Now, Juliane creates colorful and whimsical hats inspired by nature, fairytales, and fine art. Her work is sold under the FeltHappiness label and is exhibited locally and internationally, with hats in private collections in Australia, Asia, Europe, and North America.
Kathy was raised in a small town in Berks County, Pennsylvania, and has always been involved with doing traditional fiber crafts – learning at an early age to knit, crochet, embroider, and sew. She attended the Indiana University of Pennsylvania where majoring in Art Education. It was there that Kathy learned the basics of weaving. Her interest in weaving continued and she acquired her first loom not long after graduating college. Kathy started to weave professionally in the late 1980’s but personal issues in her life took her away from the field for about 10 years. Kathy is also heavily involved with community theater; performing, directing, designing sets, and building costumes. Much of her life is spent in creation and artistic pursuits, and so she decided to step back into the challenging world of creating fine craft as a living. Kathy started The Wandering Vine in late 2002. Her studio is located in her home and she is a full-time professional weaver. Kathy’s work can be seen at various fine craft shows and fiber festivals throughout Pennsylvania, New York, Maryland, and Ohio. She has won numerous awards for her work, including artistic excellence at the Three Rivers Arts Festival in Pittsburgh, PA, Best Craft in Show at the Quaker Arts Festival in Orchard Park, NY, and Best Fiber at the New Hope Arts and Crafts Festival in New Hope, PA. Kathy is a member of the Craftsmen’s Guild of Pittsburgh and the Pennsylvania Guild of Craftsmen and was awarded master craftsman status in that organization in April, 2006.
As a fiber artist, my main interests are eco-printing, natural dyeing and art quilting.

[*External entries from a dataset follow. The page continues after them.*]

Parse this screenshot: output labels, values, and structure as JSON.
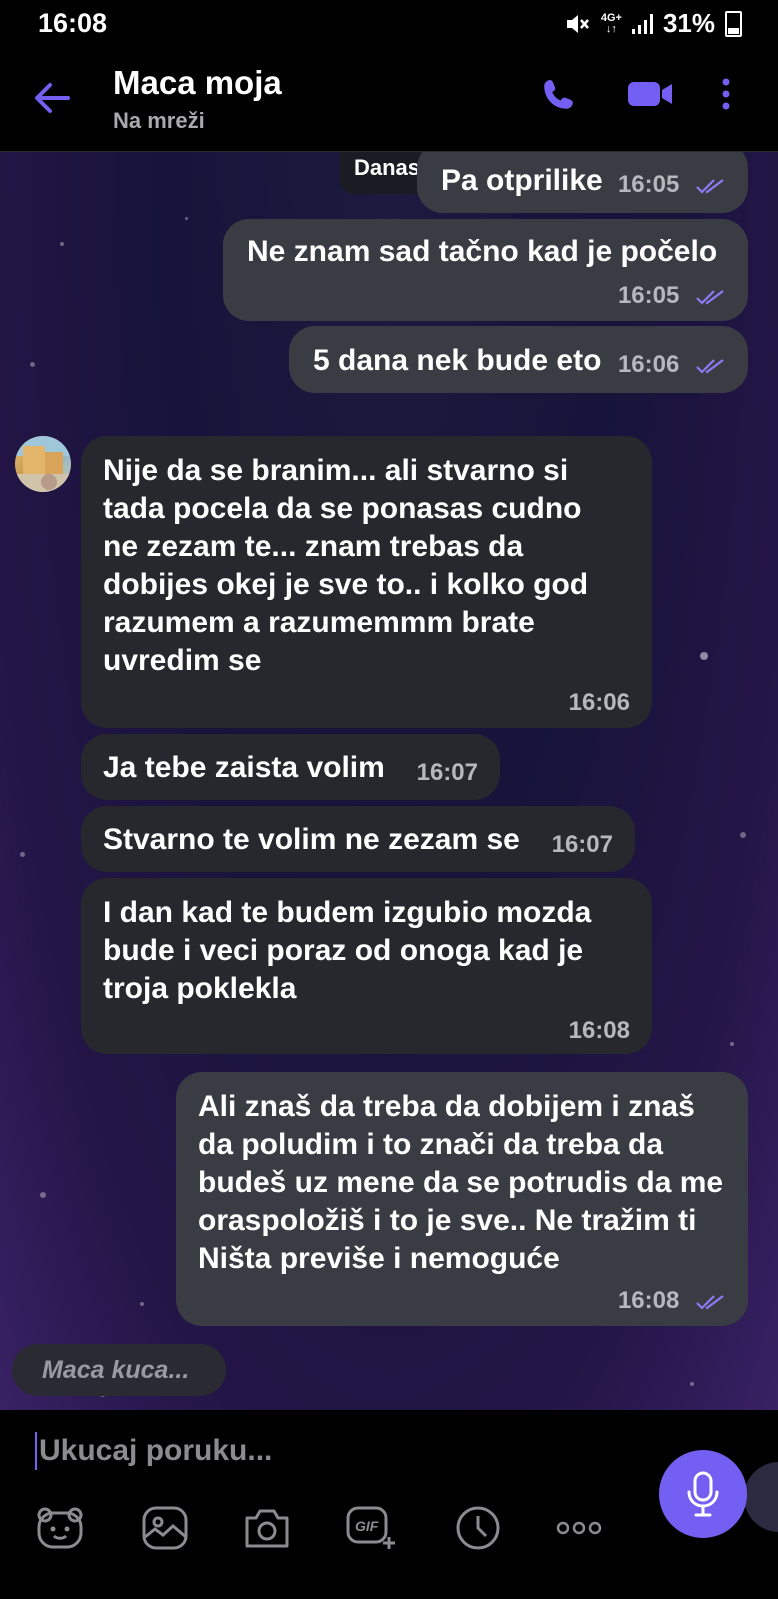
{
  "status": {
    "time": "16:08",
    "network": "4G+",
    "battery": "31%"
  },
  "header": {
    "contact_name": "Maca moja",
    "presence": "Na mreži"
  },
  "chat": {
    "date_divider": "Danas",
    "messages": [
      {
        "dir": "out",
        "text": "Pa otprilike",
        "time": "16:05"
      },
      {
        "dir": "out",
        "text": "Ne znam sad tačno kad je počelo",
        "time": "16:05"
      },
      {
        "dir": "out",
        "text": "5 dana nek bude eto",
        "time": "16:06"
      },
      {
        "dir": "in",
        "text": "Nije da se branim... ali stvarno si tada pocela da se ponasas cudno ne zezam te... znam trebas da dobijes okej je sve to.. i kolko god razumem a razumemmm brate uvredim se",
        "time": "16:06"
      },
      {
        "dir": "in",
        "text": "Ja tebe zaista volim",
        "time": "16:07"
      },
      {
        "dir": "in",
        "text": "Stvarno te volim ne zezam se",
        "time": "16:07"
      },
      {
        "dir": "in",
        "text": "I dan kad te budem izgubio mozda bude i veci poraz od onoga kad je troja poklekla",
        "time": "16:08"
      },
      {
        "dir": "out",
        "text": "Ali znaš da treba da dobijem i znaš da poludim i to znači da treba da budeš uz mene da se potrudis da me oraspoložiš i to je sve.. Ne tražim ti Ništa previše i nemoguće",
        "time": "16:08"
      }
    ],
    "typing_indicator": "Maca kuca..."
  },
  "composer": {
    "placeholder": "Ukucaj poruku...",
    "tools": [
      "sticker-icon",
      "image-icon",
      "camera-icon",
      "gif-icon",
      "clock-icon",
      "more-icon"
    ]
  },
  "colors": {
    "accent": "#7360f2",
    "outgoing_bubble": "#3a3c44",
    "incoming_bubble": "#26282e"
  }
}
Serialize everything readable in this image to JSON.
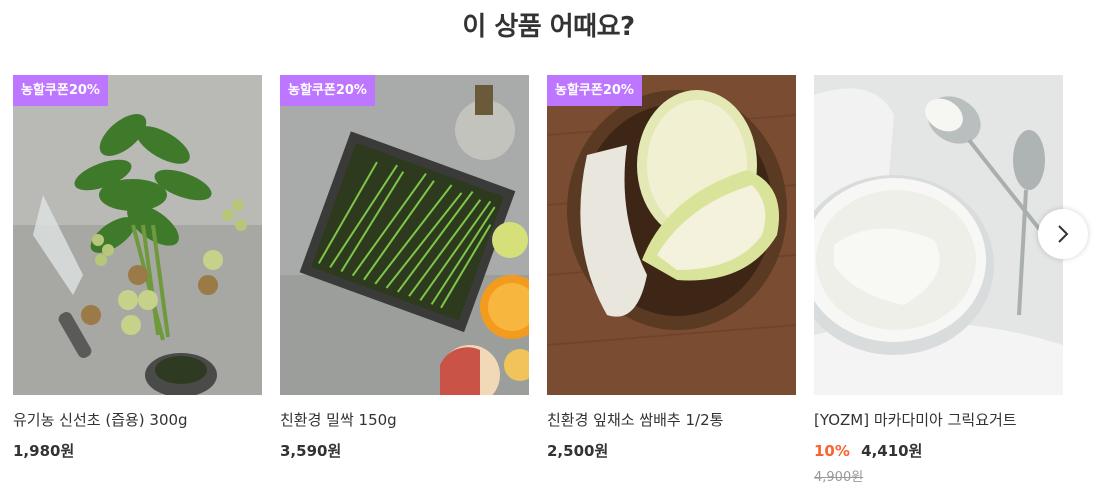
{
  "section": {
    "title": "이 상품 어때요?"
  },
  "products": [
    {
      "badge": "농할쿠폰20%",
      "name": "유기농 신선초 (즙용) 300g",
      "price": "1,980원"
    },
    {
      "badge": "농할쿠폰20%",
      "name": "친환경 밀싹 150g",
      "price": "3,590원"
    },
    {
      "badge": "농할쿠폰20%",
      "name": "친환경 잎채소 쌈배추 1/2통",
      "price": "2,500원"
    },
    {
      "name": "[YOZM] 마카다미아 그릭요거트",
      "discount": "10%",
      "price": "4,410원",
      "original_price": "4,900원"
    }
  ],
  "colors": {
    "badge_bg": "#bd76ff",
    "discount": "#fa622f",
    "text": "#333333",
    "muted": "#999999"
  },
  "icons": {
    "next": "chevron-right-icon"
  }
}
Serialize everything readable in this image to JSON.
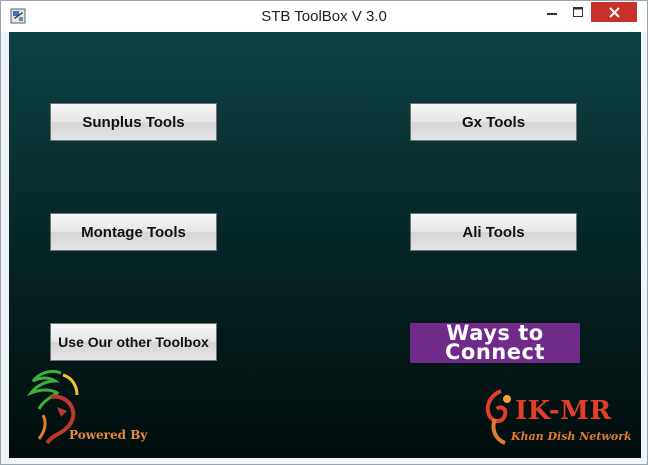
{
  "window": {
    "title": "STB ToolBox V 3.0"
  },
  "buttons": {
    "sunplus": "Sunplus Tools",
    "gx": "Gx Tools",
    "montage": "Montage Tools",
    "ali": "Ali Tools",
    "other": "Use Our other Toolbox"
  },
  "banner": {
    "line1": "Ways to",
    "line2": "Connect"
  },
  "branding": {
    "powered_by": "Powered By",
    "ikmr": "IK-MR",
    "network": "Khan Dish Network"
  },
  "colors": {
    "close_button": "#c7312c",
    "banner_bg": "#6f2a8a",
    "client_bg_top": "#0d4345",
    "client_bg_bottom": "#020d0d"
  },
  "icons": {
    "app": "app-icon",
    "minimize": "minimize-icon",
    "maximize": "maximize-icon",
    "close": "close-icon"
  }
}
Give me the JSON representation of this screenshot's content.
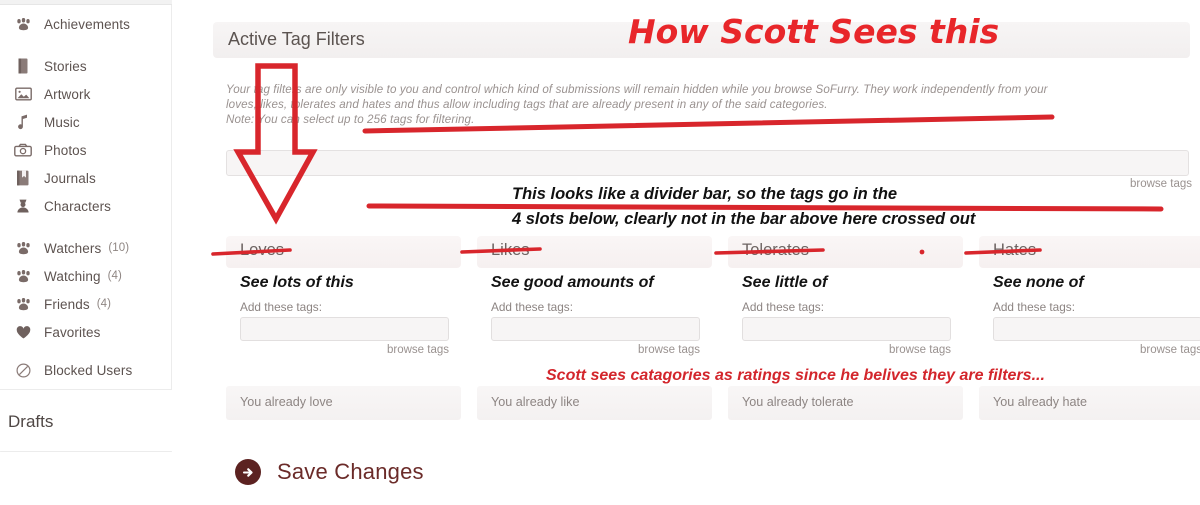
{
  "sidebar": {
    "items": [
      {
        "label": "Achievements",
        "icon": "paw-icon",
        "count": ""
      },
      {
        "label": "Stories",
        "icon": "book-icon",
        "count": ""
      },
      {
        "label": "Artwork",
        "icon": "image-icon",
        "count": ""
      },
      {
        "label": "Music",
        "icon": "music-note-icon",
        "count": ""
      },
      {
        "label": "Photos",
        "icon": "camera-icon",
        "count": ""
      },
      {
        "label": "Journals",
        "icon": "journal-icon",
        "count": ""
      },
      {
        "label": "Characters",
        "icon": "character-icon",
        "count": ""
      },
      {
        "label": "Watchers",
        "icon": "paw-icon",
        "count": "(10)"
      },
      {
        "label": "Watching",
        "icon": "paw-icon",
        "count": "(4)"
      },
      {
        "label": "Friends",
        "icon": "paw-icon",
        "count": "(4)"
      },
      {
        "label": "Favorites",
        "icon": "heart-icon",
        "count": ""
      },
      {
        "label": "Blocked Users",
        "icon": "block-icon",
        "count": ""
      }
    ],
    "drafts_title": "Drafts"
  },
  "panel": {
    "title": "Active Tag Filters",
    "description_line1": "Your tag filters are only visible to you and control which kind of submissions will remain hidden while you browse SoFurry. They work independently from your",
    "description_line2": "loves, likes, tolerates and hates and thus allow including tags that are already present in any of the said categories.",
    "description_line3": "Note: You can select up to 256 tags for filtering.",
    "main_input_value": "",
    "main_input_placeholder": "",
    "browse_tags_label": "browse tags"
  },
  "columns": [
    {
      "header": "Loves",
      "subtitle": "See lots of this",
      "add_label": "Add these tags:",
      "input_value": "",
      "browse_label": "browse tags",
      "already_label": "You already love"
    },
    {
      "header": "Likes",
      "subtitle": "See good amounts of",
      "add_label": "Add these tags:",
      "input_value": "",
      "browse_label": "browse tags",
      "already_label": "You already like"
    },
    {
      "header": "Tolerates",
      "subtitle": "See little of",
      "add_label": "Add these tags:",
      "input_value": "",
      "browse_label": "browse tags",
      "already_label": "You already tolerate"
    },
    {
      "header": "Hates",
      "subtitle": "See none of",
      "add_label": "Add these tags:",
      "input_value": "",
      "browse_label": "browse tags",
      "already_label": "You already hate"
    }
  ],
  "save": {
    "label": "Save Changes",
    "icon": "arrow-right-circle-icon"
  },
  "annotations": {
    "title": "How Scott Sees this",
    "middle_line1": "This looks like a divider bar, so the tags go in the",
    "middle_line2": "4 slots below, clearly not in the bar above here crossed out",
    "bottom": "Scott sees catagories as  ratings since he belives they are filters..."
  },
  "colors": {
    "annotation_red": "#e8262a",
    "strike_red": "#d82128",
    "save_maroon": "#6b2b29",
    "sidebar_text": "#5d5350",
    "muted_text": "#9a9290"
  }
}
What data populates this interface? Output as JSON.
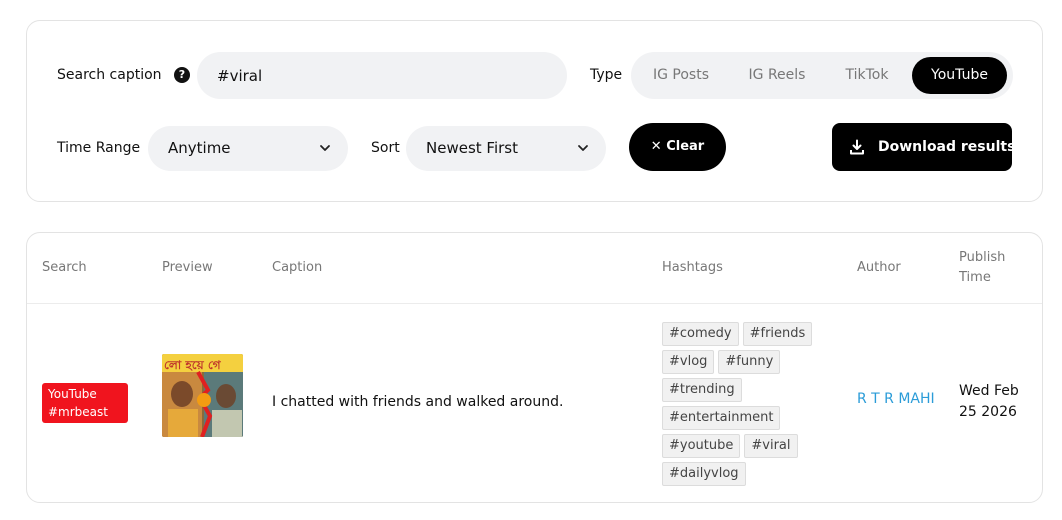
{
  "filters": {
    "search_label": "Search caption",
    "search_value": "#viral",
    "type_label": "Type",
    "types": [
      {
        "label": "IG Posts",
        "active": false
      },
      {
        "label": "IG Reels",
        "active": false
      },
      {
        "label": "TikTok",
        "active": false
      },
      {
        "label": "YouTube",
        "active": true
      }
    ],
    "time_range_label": "Time Range",
    "time_range_value": "Anytime",
    "sort_label": "Sort",
    "sort_value": "Newest First",
    "clear_label": "✕ Clear",
    "download_label": "Download results"
  },
  "table": {
    "columns": [
      "Search",
      "Preview",
      "Caption",
      "Hashtags",
      "Author",
      "Publish Time"
    ],
    "rows": [
      {
        "search_lines": [
          "YouTube",
          "#mrbeast"
        ],
        "caption": "I chatted with friends and walked around.",
        "hashtags": [
          [
            "#comedy",
            "#friends"
          ],
          [
            "#vlog",
            "#funny"
          ],
          [
            "#trending"
          ],
          [
            "#entertainment"
          ],
          [
            "#youtube",
            "#viral"
          ],
          [
            "#dailyvlog"
          ]
        ],
        "thumbnail_text": "লো হয়ে গে",
        "author": "R T R MAHI",
        "publish_time": "Wed Feb 25 2026"
      }
    ]
  },
  "colors": {
    "accent_black": "#000000",
    "badge_red": "#f0141e",
    "link_blue": "#2b9cd8",
    "input_bg": "#f1f2f4"
  }
}
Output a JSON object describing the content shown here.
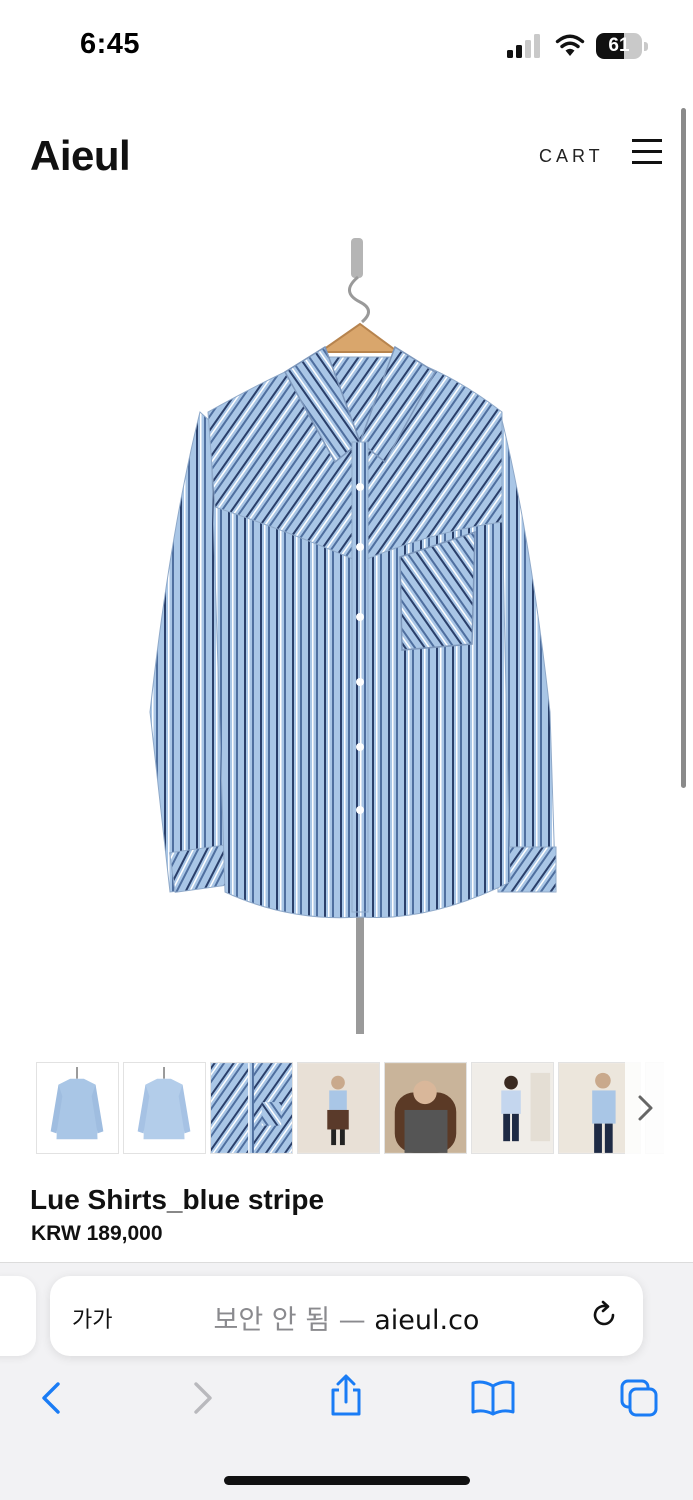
{
  "status_bar": {
    "time": "6:45",
    "battery": "61",
    "battery_level": 0.61,
    "signal_bars": 2,
    "signal_total": 4
  },
  "header": {
    "brand": "Aieul",
    "cart": "CART"
  },
  "product": {
    "name": "Lue Shirts_blue stripe",
    "price": "KRW 189,000",
    "colors": {
      "shirt": "#a9c6e6",
      "stripe": "#2a3f6a"
    },
    "thumbnails": [
      {
        "icon": "shirt-front-thumbnail"
      },
      {
        "icon": "shirt-back-thumbnail"
      },
      {
        "icon": "shirt-detail-thumbnail"
      },
      {
        "icon": "model-full-thumbnail"
      },
      {
        "icon": "model-seated-thumbnail"
      },
      {
        "icon": "model-back-thumbnail"
      },
      {
        "icon": "model-side-thumbnail"
      },
      {
        "icon": "partial-thumbnail"
      }
    ]
  },
  "browser": {
    "reader_label": "가가",
    "address_prefix": "보안 안 됨 —",
    "address_domain": "aieul.co",
    "accent": "#1a7cf5"
  }
}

I create art quilts, quilted wall hangings, table runners and eco-printed silk scarves. Eco-printing is a form of natural dyeing and has become my main focus. It involves direct contact printing on silk, wool and cotton fiber. The technique draws out pigments from plants and makes interesting prints after the fabric is prepared and then steamed.
Miriam Stewart Murrell
I have been a handweaver for many yrs. I use natural fibers such as tencel and cotton to weave material on a multi-harness floor loom. Complex weaving patterns are used to spotlight colors and uniqueness of technique. I cut and sew material into easy care garments and scarves that are timeless.
I am a classically-taught tapestry weaver, having received an apprenticeship in a tapestry studio, Handarbetets Vanner, in Stockholm, Sweden. After coming home and weaving as a solo tapestry artist, I realized that I really wanted to make clothing, and so started my career.
I have been making women’s clothing since 1975.I have been an exhibiting studio artist since 1976.
Traveling all over the country, I exhibited in outdoor and indoor venues, and won several prizes along the way. I now am hearing from some long-term patrons who tell me that their grand-daughters are now wearing the skirts and tops that they bought in the early eighties.There is something special about this : hand-made treasures last more than a lifetime!
Took art classes, majored in art history. learned to sew in middle school. put it all together with my love for lively, but clean geometric form and a distinct fashion point of view and 60’s influence and there I am.http://www.sondrasardis.com